For instance, last year Chemtura started up a new unit to manufacture poly(α-olefin) synthetic lubricant base stocks in Ankerweg, the Netherlands. In Nantong, China, last year the company opened a synthetic grease plant as the first phase of a planned multipurpose manufacturing facility. This year it will add a synthetic lubricant facility in Nantong, and in 2015, it will begin to manufacture urethanes at the site.
Although growth is promising in lubricants and urethanes, the bromine business is going through a difficult time because of a lull in demand for flame retardants used in electronic equipment, Rogerson acknowledges.
That business is also under pressure from regulators. Methyl bromide, for example, is being phased out as a fumigant because it depletes Earth’s ozone layer.

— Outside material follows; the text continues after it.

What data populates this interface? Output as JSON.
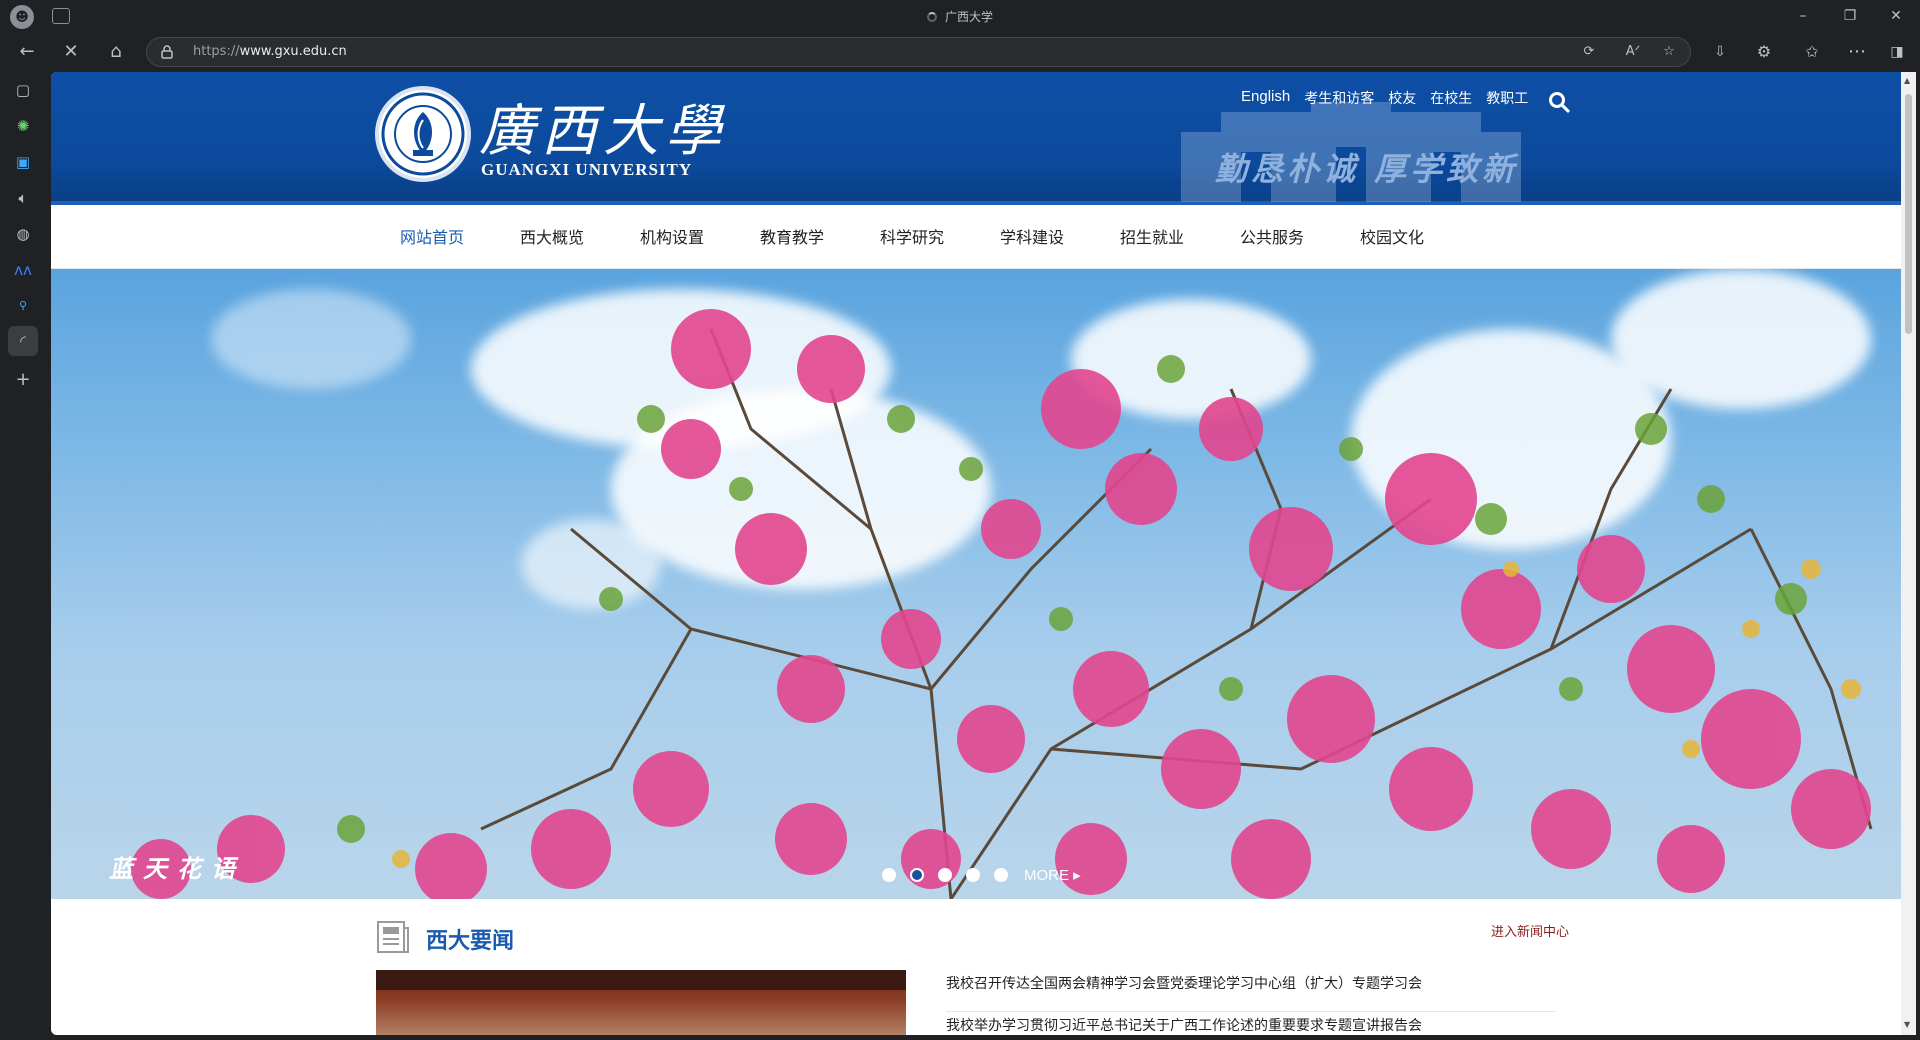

And last year California, which sets the regulatory tone for the rest of the U.S., redefined safety standards for upholstered furniture so that brominated flame retardants would not be required.
Earlier this year, Chemtura sued the state over the upholstery standards revision. “We probably didn’t respond as strongly as we should have to the negative media coverage in 2012,” which suggested that bromine in upholstery affects human health, Rogerson says. “By not saying enough and putting the facts out there, we probably were implicitly saying maybe they had something to the story.”

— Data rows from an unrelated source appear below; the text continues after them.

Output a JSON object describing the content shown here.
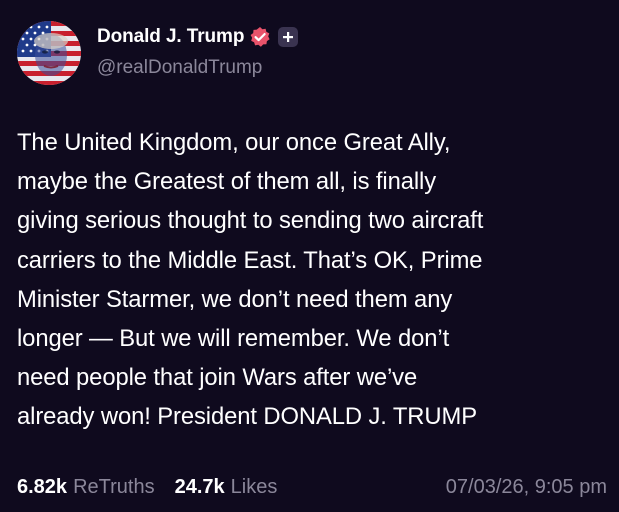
{
  "author": {
    "display_name": "Donald J. Trump",
    "handle": "@realDonaldTrump",
    "avatar_icon": "flag-face-avatar",
    "verified_icon": "verified-badge-icon",
    "verified_color": "#e9536b",
    "plus_icon": "plus-icon"
  },
  "post": {
    "lines": [
      "The United Kingdom, our once Great Ally,",
      "maybe the Greatest of them all, is finally",
      "giving serious thought to sending two aircraft",
      "carriers to the Middle East. That’s OK, Prime",
      "Minister Starmer, we don’t need them any",
      "longer — But we will remember. We don’t",
      "need people that join Wars after we’ve",
      "already won! President DONALD J. TRUMP"
    ]
  },
  "stats": {
    "retruths_count": "6.82k",
    "retruths_label": "ReTruths",
    "likes_count": "24.7k",
    "likes_label": "Likes",
    "timestamp": "07/03/26, 9:05 pm"
  },
  "colors": {
    "background": "#0f0a1e",
    "text": "#ffffff",
    "muted": "#8b879a"
  }
}
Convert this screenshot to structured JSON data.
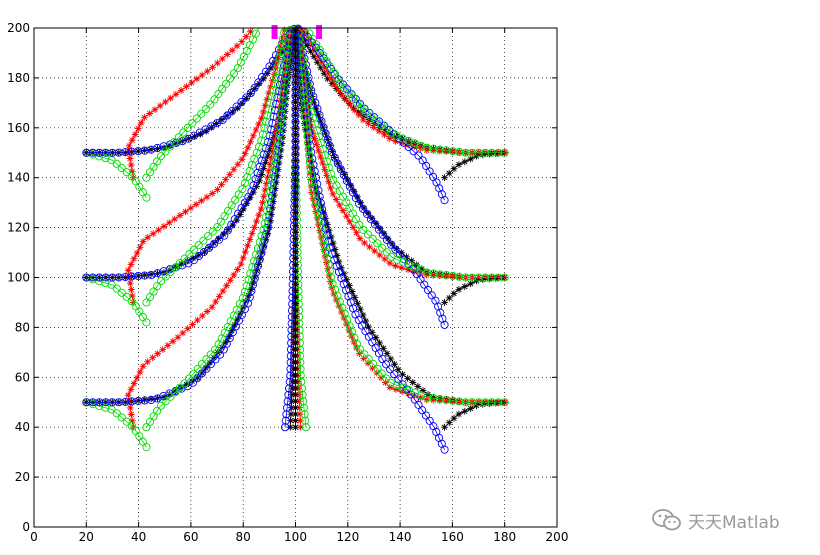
{
  "chart_data": {
    "type": "line",
    "title": "",
    "xlabel": "",
    "ylabel": "",
    "xlim": [
      0,
      200
    ],
    "ylim": [
      0,
      200
    ],
    "xticks": [
      0,
      20,
      40,
      60,
      80,
      100,
      120,
      140,
      160,
      180,
      200
    ],
    "yticks": [
      0,
      20,
      40,
      60,
      80,
      100,
      120,
      140,
      160,
      180,
      200
    ],
    "grid": "dotted",
    "legend": "none",
    "series_colors": {
      "red": "#ff0000",
      "green": "#00dd00",
      "blue": "#0000ff",
      "black": "#000000",
      "magenta": "#ff00ff"
    },
    "series": [
      {
        "color": "black",
        "marker": "star",
        "x": [
          20,
          35,
          50,
          65,
          78,
          88,
          96,
          100
        ],
        "y": [
          150,
          150,
          152,
          158,
          168,
          180,
          192,
          200
        ]
      },
      {
        "color": "red",
        "marker": "star",
        "x": [
          38,
          36,
          42,
          55,
          68,
          79,
          84
        ],
        "y": [
          140,
          152,
          164,
          174,
          184,
          194,
          200
        ]
      },
      {
        "color": "green",
        "marker": "circle",
        "x": [
          43,
          38,
          30,
          20
        ],
        "y": [
          132,
          140,
          147,
          150
        ]
      },
      {
        "color": "blue",
        "marker": "circle",
        "x": [
          20,
          32,
          44,
          58,
          72,
          83,
          91,
          96,
          100
        ],
        "y": [
          150,
          150,
          151,
          155,
          163,
          174,
          186,
          196,
          200
        ]
      },
      {
        "color": "green",
        "marker": "circle",
        "x": [
          43,
          48,
          57,
          68,
          78,
          86
        ],
        "y": [
          140,
          148,
          158,
          170,
          184,
          200
        ]
      },
      {
        "color": "black",
        "marker": "star",
        "x": [
          20,
          35,
          50,
          65,
          77,
          86,
          93,
          98,
          100
        ],
        "y": [
          100,
          100,
          102,
          110,
          122,
          138,
          160,
          185,
          200
        ]
      },
      {
        "color": "red",
        "marker": "star",
        "x": [
          38,
          36,
          42,
          56,
          70,
          80,
          87,
          92,
          96
        ],
        "y": [
          90,
          103,
          115,
          125,
          135,
          148,
          164,
          182,
          200
        ]
      },
      {
        "color": "green",
        "marker": "circle",
        "x": [
          43,
          38,
          30,
          20
        ],
        "y": [
          82,
          90,
          97,
          100
        ]
      },
      {
        "color": "blue",
        "marker": "circle",
        "x": [
          20,
          32,
          45,
          60,
          73,
          83,
          90,
          95,
          99
        ],
        "y": [
          100,
          100,
          101,
          106,
          117,
          134,
          156,
          182,
          200
        ]
      },
      {
        "color": "green",
        "marker": "circle",
        "x": [
          43,
          48,
          58,
          70,
          80,
          87,
          92,
          96
        ],
        "y": [
          90,
          98,
          108,
          120,
          136,
          155,
          177,
          200
        ]
      },
      {
        "color": "black",
        "marker": "star",
        "x": [
          20,
          35,
          50,
          63,
          74,
          83,
          90,
          95,
          99
        ],
        "y": [
          50,
          50,
          52,
          60,
          75,
          95,
          120,
          155,
          200
        ]
      },
      {
        "color": "red",
        "marker": "star",
        "x": [
          38,
          36,
          42,
          55,
          68,
          79,
          87,
          93,
          98
        ],
        "y": [
          40,
          53,
          65,
          76,
          88,
          105,
          128,
          160,
          200
        ]
      },
      {
        "color": "green",
        "marker": "circle",
        "x": [
          43,
          38,
          30,
          20
        ],
        "y": [
          32,
          40,
          47,
          50
        ]
      },
      {
        "color": "blue",
        "marker": "circle",
        "x": [
          20,
          33,
          46,
          60,
          72,
          82,
          89,
          94,
          98
        ],
        "y": [
          50,
          50,
          51,
          57,
          70,
          90,
          118,
          155,
          200
        ]
      },
      {
        "color": "green",
        "marker": "circle",
        "x": [
          43,
          48,
          58,
          70,
          80,
          88,
          94,
          98
        ],
        "y": [
          40,
          48,
          58,
          72,
          92,
          120,
          158,
          200
        ]
      },
      {
        "color": "black",
        "marker": "star",
        "x": [
          180,
          165,
          150,
          135,
          122,
          112,
          105,
          101
        ],
        "y": [
          150,
          150,
          152,
          158,
          168,
          180,
          192,
          200
        ]
      },
      {
        "color": "red",
        "marker": "star",
        "x": [
          180,
          165,
          150,
          137,
          126,
          117,
          109,
          103
        ],
        "y": [
          150,
          150,
          151,
          155,
          163,
          174,
          188,
          200
        ]
      },
      {
        "color": "blue",
        "marker": "circle",
        "x": [
          157,
          154,
          148,
          137,
          126,
          116,
          108,
          102
        ],
        "y": [
          131,
          138,
          148,
          158,
          168,
          180,
          192,
          200
        ]
      },
      {
        "color": "black",
        "marker": "star",
        "x": [
          157,
          162,
          170,
          180
        ],
        "y": [
          140,
          145,
          149,
          150
        ]
      },
      {
        "color": "green",
        "marker": "circle",
        "x": [
          180,
          165,
          150,
          138,
          127,
          117,
          110,
          104
        ],
        "y": [
          150,
          150,
          152,
          157,
          166,
          178,
          190,
          200
        ]
      },
      {
        "color": "black",
        "marker": "star",
        "x": [
          180,
          165,
          150,
          138,
          126,
          115,
          107,
          102,
          100
        ],
        "y": [
          100,
          100,
          102,
          112,
          128,
          148,
          170,
          190,
          200
        ]
      },
      {
        "color": "red",
        "marker": "star",
        "x": [
          180,
          165,
          150,
          137,
          125,
          114,
          106,
          101
        ],
        "y": [
          100,
          100,
          101,
          105,
          115,
          134,
          160,
          200
        ]
      },
      {
        "color": "blue",
        "marker": "circle",
        "x": [
          157,
          154,
          146,
          135,
          124,
          114,
          106,
          101
        ],
        "y": [
          81,
          90,
          102,
          115,
          130,
          150,
          175,
          200
        ]
      },
      {
        "color": "black",
        "marker": "star",
        "x": [
          157,
          162,
          170,
          180
        ],
        "y": [
          90,
          95,
          99,
          100
        ]
      },
      {
        "color": "green",
        "marker": "circle",
        "x": [
          180,
          165,
          150,
          137,
          125,
          114,
          106,
          101
        ],
        "y": [
          100,
          100,
          102,
          108,
          120,
          140,
          166,
          200
        ]
      },
      {
        "color": "black",
        "marker": "star",
        "x": [
          180,
          165,
          152,
          140,
          128,
          117,
          108,
          102,
          100
        ],
        "y": [
          50,
          50,
          52,
          62,
          80,
          105,
          135,
          170,
          200
        ]
      },
      {
        "color": "red",
        "marker": "star",
        "x": [
          180,
          165,
          150,
          136,
          124,
          114,
          106,
          102
        ],
        "y": [
          50,
          50,
          51,
          56,
          70,
          95,
          135,
          200
        ]
      },
      {
        "color": "blue",
        "marker": "circle",
        "x": [
          157,
          153,
          145,
          134,
          123,
          113,
          106,
          101
        ],
        "y": [
          31,
          40,
          52,
          66,
          85,
          112,
          150,
          200
        ]
      },
      {
        "color": "black",
        "marker": "star",
        "x": [
          157,
          162,
          170,
          180
        ],
        "y": [
          40,
          45,
          49,
          50
        ]
      },
      {
        "color": "green",
        "marker": "circle",
        "x": [
          180,
          165,
          150,
          136,
          124,
          114,
          106,
          101
        ],
        "y": [
          50,
          50,
          52,
          58,
          72,
          98,
          140,
          200
        ]
      },
      {
        "color": "red",
        "marker": "star",
        "x": [
          102,
          101,
          100,
          100,
          100
        ],
        "y": [
          40,
          60,
          100,
          150,
          200
        ]
      },
      {
        "color": "black",
        "marker": "star",
        "x": [
          98,
          99,
          100,
          100,
          100
        ],
        "y": [
          40,
          60,
          100,
          150,
          200
        ]
      },
      {
        "color": "green",
        "marker": "circle",
        "x": [
          104,
          102,
          101,
          100,
          100
        ],
        "y": [
          40,
          60,
          100,
          150,
          200
        ]
      },
      {
        "color": "blue",
        "marker": "circle",
        "x": [
          96,
          98,
          99,
          100,
          100
        ],
        "y": [
          40,
          60,
          100,
          150,
          200
        ]
      },
      {
        "color": "red",
        "marker": "star",
        "x": [
          100,
          100,
          100,
          100,
          100
        ],
        "y": [
          40,
          80,
          120,
          160,
          200
        ]
      },
      {
        "color": "black",
        "marker": "star",
        "x": [
          100,
          100,
          100,
          100,
          100
        ],
        "y": [
          40,
          80,
          120,
          160,
          200
        ]
      }
    ],
    "special_markers": [
      {
        "color": "magenta",
        "x": 92,
        "y": 198
      },
      {
        "color": "magenta",
        "x": 109,
        "y": 198
      }
    ]
  },
  "watermark": {
    "text": "天天Matlab",
    "icon": "wechat-icon",
    "color": "#9a9a9a"
  }
}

With the lawsuit, “we said we are going to make our position known.” The suit may or may not succeed, but “it will at least bring to people’s attention that the standards were weakened” and that the state didn’t follow proper procedures in making the changes.
Upholstery aside, Rogerson expects a revival in flame retardants for electronics and a pickup in other uses, including a new application in which bromine helps remove mercury from flue gas emitted by coal-fired power plants. As profits rise in bromine and Chemtura’s other remaining businesses, he says, the firm will survive in one form or another.
“We have an attractive portfolio of businesses now,” Rogerson says. Over the next three years he expects to prove how profitable they can be. “Down the road, it is likely we’ll be part of something bigger,” he says. Ever the pragmatist, Rogerson doesn’t discount the possibility that Chemtura will disappear in the process: “It could be Chemtura or some other name on top. Our objective is to continue creating value for our shareholders, plain and simple.”